Extracted records Start Marker
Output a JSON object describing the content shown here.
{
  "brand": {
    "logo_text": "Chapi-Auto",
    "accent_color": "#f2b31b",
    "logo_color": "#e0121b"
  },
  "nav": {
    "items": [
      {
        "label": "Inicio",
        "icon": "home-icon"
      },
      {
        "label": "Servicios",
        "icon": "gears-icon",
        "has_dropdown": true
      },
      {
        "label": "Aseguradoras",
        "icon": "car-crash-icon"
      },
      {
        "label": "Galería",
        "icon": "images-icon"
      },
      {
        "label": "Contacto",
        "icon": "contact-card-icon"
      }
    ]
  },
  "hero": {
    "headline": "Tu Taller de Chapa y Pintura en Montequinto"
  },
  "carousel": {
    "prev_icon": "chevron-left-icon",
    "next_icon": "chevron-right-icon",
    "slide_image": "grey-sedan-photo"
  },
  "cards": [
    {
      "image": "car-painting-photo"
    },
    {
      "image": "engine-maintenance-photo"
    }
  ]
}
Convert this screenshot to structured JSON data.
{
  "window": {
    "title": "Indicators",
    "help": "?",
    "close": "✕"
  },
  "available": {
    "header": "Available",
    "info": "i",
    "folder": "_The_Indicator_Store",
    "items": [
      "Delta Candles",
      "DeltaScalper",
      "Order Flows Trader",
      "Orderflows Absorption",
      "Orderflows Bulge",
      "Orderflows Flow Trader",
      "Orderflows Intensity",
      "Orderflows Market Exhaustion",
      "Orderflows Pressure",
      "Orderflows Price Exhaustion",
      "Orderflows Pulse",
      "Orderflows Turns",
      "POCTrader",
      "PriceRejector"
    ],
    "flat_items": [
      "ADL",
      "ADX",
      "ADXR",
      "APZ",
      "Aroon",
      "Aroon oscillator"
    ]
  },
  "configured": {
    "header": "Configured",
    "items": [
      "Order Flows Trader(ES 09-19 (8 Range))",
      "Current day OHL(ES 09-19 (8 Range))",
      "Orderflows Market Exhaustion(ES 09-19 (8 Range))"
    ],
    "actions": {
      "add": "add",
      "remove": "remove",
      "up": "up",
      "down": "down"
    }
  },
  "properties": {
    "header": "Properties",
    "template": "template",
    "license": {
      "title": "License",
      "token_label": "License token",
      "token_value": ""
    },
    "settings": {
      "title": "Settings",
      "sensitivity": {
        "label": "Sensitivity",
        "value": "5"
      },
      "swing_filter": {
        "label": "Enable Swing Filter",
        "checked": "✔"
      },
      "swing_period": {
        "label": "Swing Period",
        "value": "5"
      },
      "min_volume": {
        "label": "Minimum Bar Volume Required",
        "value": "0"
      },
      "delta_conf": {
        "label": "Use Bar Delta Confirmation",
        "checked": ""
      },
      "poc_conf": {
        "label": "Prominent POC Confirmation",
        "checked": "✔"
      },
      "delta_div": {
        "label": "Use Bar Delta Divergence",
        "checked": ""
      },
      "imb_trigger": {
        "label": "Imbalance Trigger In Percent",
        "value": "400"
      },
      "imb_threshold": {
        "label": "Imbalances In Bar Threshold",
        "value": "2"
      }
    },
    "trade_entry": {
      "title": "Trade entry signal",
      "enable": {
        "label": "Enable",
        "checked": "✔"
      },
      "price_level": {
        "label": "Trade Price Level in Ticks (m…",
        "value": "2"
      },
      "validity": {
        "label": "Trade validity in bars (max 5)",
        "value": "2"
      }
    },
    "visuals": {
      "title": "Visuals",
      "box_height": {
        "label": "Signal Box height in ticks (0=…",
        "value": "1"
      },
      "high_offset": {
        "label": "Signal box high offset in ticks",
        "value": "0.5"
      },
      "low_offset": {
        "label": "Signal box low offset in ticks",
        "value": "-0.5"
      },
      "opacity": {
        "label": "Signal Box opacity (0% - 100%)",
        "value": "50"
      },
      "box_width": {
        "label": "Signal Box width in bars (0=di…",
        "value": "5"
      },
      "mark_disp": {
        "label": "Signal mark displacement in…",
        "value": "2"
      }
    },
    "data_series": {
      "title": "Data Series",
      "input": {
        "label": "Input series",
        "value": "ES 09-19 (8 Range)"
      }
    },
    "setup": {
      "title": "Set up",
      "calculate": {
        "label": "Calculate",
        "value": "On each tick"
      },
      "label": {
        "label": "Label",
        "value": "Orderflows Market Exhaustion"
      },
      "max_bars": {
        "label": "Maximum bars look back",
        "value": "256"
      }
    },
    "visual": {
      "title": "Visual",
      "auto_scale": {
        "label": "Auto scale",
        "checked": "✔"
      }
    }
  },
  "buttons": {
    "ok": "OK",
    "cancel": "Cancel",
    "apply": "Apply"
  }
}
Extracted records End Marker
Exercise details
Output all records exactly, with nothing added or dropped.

Final answer
Output a JSON object describing the content shown here.
{
  "brand": {
    "logo_text": "Chapi-Auto",
    "accent_color": "#f2b31b",
    "logo_color": "#e0121b"
  },
  "nav": {
    "items": [
      {
        "label": "Inicio",
        "icon": "home-icon"
      },
      {
        "label": "Servicios",
        "icon": "gears-icon",
        "has_dropdown": true
      },
      {
        "label": "Aseguradoras",
        "icon": "car-crash-icon"
      },
      {
        "label": "Galería",
        "icon": "images-icon"
      },
      {
        "label": "Contacto",
        "icon": "contact-card-icon"
      }
    ]
  },
  "hero": {
    "headline": "Tu Taller de Chapa y Pintura en Montequinto"
  },
  "carousel": {
    "prev_icon": "chevron-left-icon",
    "next_icon": "chevron-right-icon",
    "slide_image": "grey-sedan-photo"
  },
  "cards": [
    {
      "image": "car-painting-photo"
    },
    {
      "image": "engine-maintenance-photo"
    }
  ]
}
Convert this screenshot to structured JSON data.
{
  "window": {
    "title": "Indicators",
    "help": "?",
    "close": "✕"
  },
  "available": {
    "header": "Available",
    "info": "i",
    "folder": "_The_Indicator_Store",
    "items": [
      "Delta Candles",
      "DeltaScalper",
      "Order Flows Trader",
      "Orderflows Absorption",
      "Orderflows Bulge",
      "Orderflows Flow Trader",
      "Orderflows Intensity",
      "Orderflows Market Exhaustion",
      "Orderflows Pressure",
      "Orderflows Price Exhaustion",
      "Orderflows Pulse",
      "Orderflows Turns",
      "POCTrader",
      "PriceRejector"
    ],
    "flat_items": [
      "ADL",
      "ADX",
      "ADXR",
      "APZ",
      "Aroon",
      "Aroon oscillator"
    ]
  },
  "configured": {
    "header": "Configured",
    "items": [
      "Order Flows Trader(ES 09-19 (8 Range))",
      "Current day OHL(ES 09-19 (8 Range))",
      "Orderflows Market Exhaustion(ES 09-19 (8 Range))"
    ],
    "actions": {
      "add": "add",
      "remove": "remove",
      "up": "up",
      "down": "down"
    }
  },
  "properties": {
    "header": "Properties",
    "template": "template",
    "license": {
      "title": "License",
      "token_label": "License token",
      "token_value": ""
    },
    "settings": {
      "title": "Settings",
      "sensitivity": {
        "label": "Sensitivity",
        "value": "5"
      },
      "swing_filter": {
        "label": "Enable Swing Filter",
        "checked": "✔"
      },
      "swing_period": {
        "label": "Swing Period",
        "value": "5"
      },
      "min_volume": {
        "label": "Minimum Bar Volume Required",
        "value": "0"
      },
      "delta_conf": {
        "label": "Use Bar Delta Confirmation",
        "checked": ""
      },
      "poc_conf": {
        "label": "Prominent POC Confirmation",
        "checked": "✔"
      },
      "delta_div": {
        "label": "Use Bar Delta Divergence",
        "checked": ""
      },
      "imb_trigger": {
        "label": "Imbalance Trigger In Percent",
        "value": "400"
      },
      "imb_threshold": {
        "label": "Imbalances In Bar Threshold",
        "value": "2"
      }
    },
    "trade_entry": {
      "title": "Trade entry signal",
      "enable": {
        "label": "Enable",
        "checked": "✔"
      },
      "price_level": {
        "label": "Trade Price Level in Ticks (m…",
        "value": "2"
      },
      "validity": {
        "label": "Trade validity in bars (max 5)",
        "value": "2"
      }
    },
    "visuals": {
      "title": "Visuals",
      "box_height": {
        "label": "Signal Box height in ticks (0=…",
        "value": "1"
      },
      "high_offset": {
        "label": "Signal box high offset in ticks",
        "value": "0.5"
      },
      "low_offset": {
        "label": "Signal box low offset in ticks",
        "value": "-0.5"
      },
      "opacity": {
        "label": "Signal Box opacity (0% - 100%)",
        "value": "50"
      },
      "box_width": {
        "label": "Signal Box width in bars (0=di…",
        "value": "5"
      },
      "mark_disp": {
        "label": "Signal mark displacement in…",
        "value": "2"
      }
    },
    "data_series": {
      "title": "Data Series",
      "input": {
        "label": "Input series",
        "value": "ES 09-19 (8 Range)"
      }
    },
    "setup": {
      "title": "Set up",
      "calculate": {
        "label": "Calculate",
        "value": "On each tick"
      },
      "label": {
        "label": "Label",
        "value": "Orderflows Market Exhaustion"
      },
      "max_bars": {
        "label": "Maximum bars look back",
        "value": "256"
      }
    },
    "visual": {
      "title": "Visual",
      "auto_scale": {
        "label": "Auto scale",
        "checked": "✔"
      }
    }
  },
  "buttons": {
    "ok": "OK",
    "cancel": "Cancel",
    "apply": "Apply"
  }
}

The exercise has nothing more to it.